**Required work**
Every line that includes the word "JSON" needs to be copied from the listing.

**Records for the task**
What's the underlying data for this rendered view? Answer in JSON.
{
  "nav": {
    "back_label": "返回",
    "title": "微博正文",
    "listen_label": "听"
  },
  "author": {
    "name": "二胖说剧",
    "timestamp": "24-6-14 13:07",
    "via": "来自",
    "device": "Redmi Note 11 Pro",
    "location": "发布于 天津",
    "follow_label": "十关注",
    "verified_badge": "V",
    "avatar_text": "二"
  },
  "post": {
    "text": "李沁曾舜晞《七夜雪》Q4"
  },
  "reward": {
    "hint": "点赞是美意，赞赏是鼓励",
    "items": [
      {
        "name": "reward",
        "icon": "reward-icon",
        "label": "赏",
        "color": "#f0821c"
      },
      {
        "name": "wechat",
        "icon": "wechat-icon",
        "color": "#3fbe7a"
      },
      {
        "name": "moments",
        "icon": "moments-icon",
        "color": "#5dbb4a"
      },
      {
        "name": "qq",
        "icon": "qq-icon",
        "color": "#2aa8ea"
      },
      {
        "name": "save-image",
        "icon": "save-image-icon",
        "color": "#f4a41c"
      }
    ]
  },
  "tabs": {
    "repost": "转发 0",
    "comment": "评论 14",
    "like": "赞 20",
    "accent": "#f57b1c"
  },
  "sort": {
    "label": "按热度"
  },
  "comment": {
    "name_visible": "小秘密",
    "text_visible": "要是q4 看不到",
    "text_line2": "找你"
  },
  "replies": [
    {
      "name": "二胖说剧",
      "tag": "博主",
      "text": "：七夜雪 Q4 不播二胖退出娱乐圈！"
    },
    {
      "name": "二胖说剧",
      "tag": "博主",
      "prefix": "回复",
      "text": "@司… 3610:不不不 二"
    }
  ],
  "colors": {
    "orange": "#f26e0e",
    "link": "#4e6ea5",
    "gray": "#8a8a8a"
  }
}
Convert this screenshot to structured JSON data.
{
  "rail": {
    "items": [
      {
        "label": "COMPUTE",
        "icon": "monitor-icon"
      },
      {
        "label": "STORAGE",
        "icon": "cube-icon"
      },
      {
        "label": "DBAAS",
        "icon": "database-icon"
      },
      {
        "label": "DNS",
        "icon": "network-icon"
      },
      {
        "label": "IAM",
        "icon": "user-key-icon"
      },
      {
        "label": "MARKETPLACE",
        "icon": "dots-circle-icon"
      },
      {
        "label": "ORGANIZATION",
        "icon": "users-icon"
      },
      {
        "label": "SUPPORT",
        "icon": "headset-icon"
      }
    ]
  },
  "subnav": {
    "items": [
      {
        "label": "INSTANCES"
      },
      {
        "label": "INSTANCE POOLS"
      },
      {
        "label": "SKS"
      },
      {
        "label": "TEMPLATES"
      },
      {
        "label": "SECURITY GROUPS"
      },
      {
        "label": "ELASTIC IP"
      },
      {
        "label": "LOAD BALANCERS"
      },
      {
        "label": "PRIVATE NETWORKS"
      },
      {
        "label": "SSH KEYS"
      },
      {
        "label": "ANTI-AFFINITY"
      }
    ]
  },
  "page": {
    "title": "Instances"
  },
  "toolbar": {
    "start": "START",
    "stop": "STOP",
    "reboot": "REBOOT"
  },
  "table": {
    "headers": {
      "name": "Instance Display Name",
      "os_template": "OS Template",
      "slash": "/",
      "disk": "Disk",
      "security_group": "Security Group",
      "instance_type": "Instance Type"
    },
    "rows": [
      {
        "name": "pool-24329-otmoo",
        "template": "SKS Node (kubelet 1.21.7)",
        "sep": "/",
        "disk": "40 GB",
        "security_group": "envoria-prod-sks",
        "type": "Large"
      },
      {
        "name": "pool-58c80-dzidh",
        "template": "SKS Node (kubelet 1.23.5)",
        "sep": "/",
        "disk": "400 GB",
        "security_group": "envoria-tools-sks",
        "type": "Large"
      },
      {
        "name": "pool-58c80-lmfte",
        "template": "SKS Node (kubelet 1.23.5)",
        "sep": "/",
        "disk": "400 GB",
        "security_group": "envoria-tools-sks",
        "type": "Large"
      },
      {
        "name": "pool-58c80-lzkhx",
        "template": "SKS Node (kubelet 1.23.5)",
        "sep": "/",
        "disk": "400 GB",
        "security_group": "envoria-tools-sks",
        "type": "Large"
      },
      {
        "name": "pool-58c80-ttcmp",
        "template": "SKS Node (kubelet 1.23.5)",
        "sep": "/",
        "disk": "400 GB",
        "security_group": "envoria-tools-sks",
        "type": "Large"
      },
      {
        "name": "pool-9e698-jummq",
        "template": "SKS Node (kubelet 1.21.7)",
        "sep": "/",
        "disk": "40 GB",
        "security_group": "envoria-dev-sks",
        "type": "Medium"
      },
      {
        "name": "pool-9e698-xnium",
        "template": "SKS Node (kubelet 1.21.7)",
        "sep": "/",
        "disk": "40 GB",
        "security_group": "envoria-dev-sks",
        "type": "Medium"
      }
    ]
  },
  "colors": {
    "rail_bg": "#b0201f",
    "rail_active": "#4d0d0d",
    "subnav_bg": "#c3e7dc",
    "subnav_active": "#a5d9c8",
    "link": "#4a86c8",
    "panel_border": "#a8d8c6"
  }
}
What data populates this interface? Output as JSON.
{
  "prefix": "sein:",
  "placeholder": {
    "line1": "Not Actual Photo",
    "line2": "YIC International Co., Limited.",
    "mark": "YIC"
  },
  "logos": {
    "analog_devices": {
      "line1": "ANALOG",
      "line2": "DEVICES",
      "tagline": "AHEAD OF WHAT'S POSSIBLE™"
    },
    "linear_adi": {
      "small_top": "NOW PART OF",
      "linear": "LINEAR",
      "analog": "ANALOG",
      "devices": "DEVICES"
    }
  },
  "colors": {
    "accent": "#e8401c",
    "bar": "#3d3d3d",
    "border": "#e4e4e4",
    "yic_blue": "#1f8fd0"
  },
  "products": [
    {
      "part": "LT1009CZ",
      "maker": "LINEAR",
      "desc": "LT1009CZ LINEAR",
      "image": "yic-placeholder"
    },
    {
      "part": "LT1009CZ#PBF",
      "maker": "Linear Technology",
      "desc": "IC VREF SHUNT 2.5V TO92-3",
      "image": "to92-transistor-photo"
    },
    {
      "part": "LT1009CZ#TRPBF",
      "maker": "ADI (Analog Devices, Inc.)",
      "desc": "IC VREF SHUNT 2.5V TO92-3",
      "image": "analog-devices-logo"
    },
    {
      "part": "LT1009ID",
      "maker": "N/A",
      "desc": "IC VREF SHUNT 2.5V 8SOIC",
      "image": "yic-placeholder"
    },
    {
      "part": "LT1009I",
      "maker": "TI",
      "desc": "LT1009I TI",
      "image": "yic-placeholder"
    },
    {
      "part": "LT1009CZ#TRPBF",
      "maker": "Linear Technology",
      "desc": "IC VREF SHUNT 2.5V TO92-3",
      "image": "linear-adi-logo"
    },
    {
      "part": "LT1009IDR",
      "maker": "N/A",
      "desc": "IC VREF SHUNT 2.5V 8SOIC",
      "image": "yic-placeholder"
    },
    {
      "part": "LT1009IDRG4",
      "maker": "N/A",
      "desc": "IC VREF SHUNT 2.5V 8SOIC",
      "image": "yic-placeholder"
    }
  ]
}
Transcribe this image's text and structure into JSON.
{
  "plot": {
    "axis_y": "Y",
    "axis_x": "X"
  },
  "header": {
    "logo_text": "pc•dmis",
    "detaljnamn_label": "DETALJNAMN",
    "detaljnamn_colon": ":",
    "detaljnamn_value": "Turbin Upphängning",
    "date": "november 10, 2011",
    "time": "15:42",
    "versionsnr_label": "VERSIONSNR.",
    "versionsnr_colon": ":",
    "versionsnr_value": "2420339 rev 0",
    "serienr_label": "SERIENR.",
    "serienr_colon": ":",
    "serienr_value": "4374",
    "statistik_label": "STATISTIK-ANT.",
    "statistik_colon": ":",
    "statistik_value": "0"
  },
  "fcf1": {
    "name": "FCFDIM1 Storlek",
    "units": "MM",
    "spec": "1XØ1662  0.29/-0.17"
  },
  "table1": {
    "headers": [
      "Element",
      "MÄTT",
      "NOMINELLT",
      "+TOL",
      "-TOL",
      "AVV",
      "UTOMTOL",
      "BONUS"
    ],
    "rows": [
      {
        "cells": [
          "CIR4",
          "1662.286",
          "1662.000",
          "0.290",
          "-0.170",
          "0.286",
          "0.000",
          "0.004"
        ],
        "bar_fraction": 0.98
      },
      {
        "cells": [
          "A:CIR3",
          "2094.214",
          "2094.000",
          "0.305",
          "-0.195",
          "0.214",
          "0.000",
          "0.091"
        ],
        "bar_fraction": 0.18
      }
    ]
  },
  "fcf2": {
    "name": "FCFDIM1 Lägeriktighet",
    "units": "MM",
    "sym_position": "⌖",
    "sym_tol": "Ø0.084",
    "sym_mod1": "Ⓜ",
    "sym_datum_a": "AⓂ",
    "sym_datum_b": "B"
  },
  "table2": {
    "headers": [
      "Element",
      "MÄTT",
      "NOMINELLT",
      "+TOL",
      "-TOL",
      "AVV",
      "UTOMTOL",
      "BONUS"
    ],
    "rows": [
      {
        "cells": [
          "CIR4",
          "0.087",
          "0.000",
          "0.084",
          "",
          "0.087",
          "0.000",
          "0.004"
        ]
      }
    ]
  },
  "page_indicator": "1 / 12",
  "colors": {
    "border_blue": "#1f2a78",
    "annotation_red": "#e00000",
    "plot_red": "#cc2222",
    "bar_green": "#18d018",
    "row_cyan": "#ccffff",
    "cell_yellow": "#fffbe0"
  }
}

**Response for this exercise**
What's the underlying data for this rendered view? Answer in JSON.
Convert this screenshot to structured JSON data.
What data populates this interface? Output as JSON.
Transcribe this image's text and structure into JSON.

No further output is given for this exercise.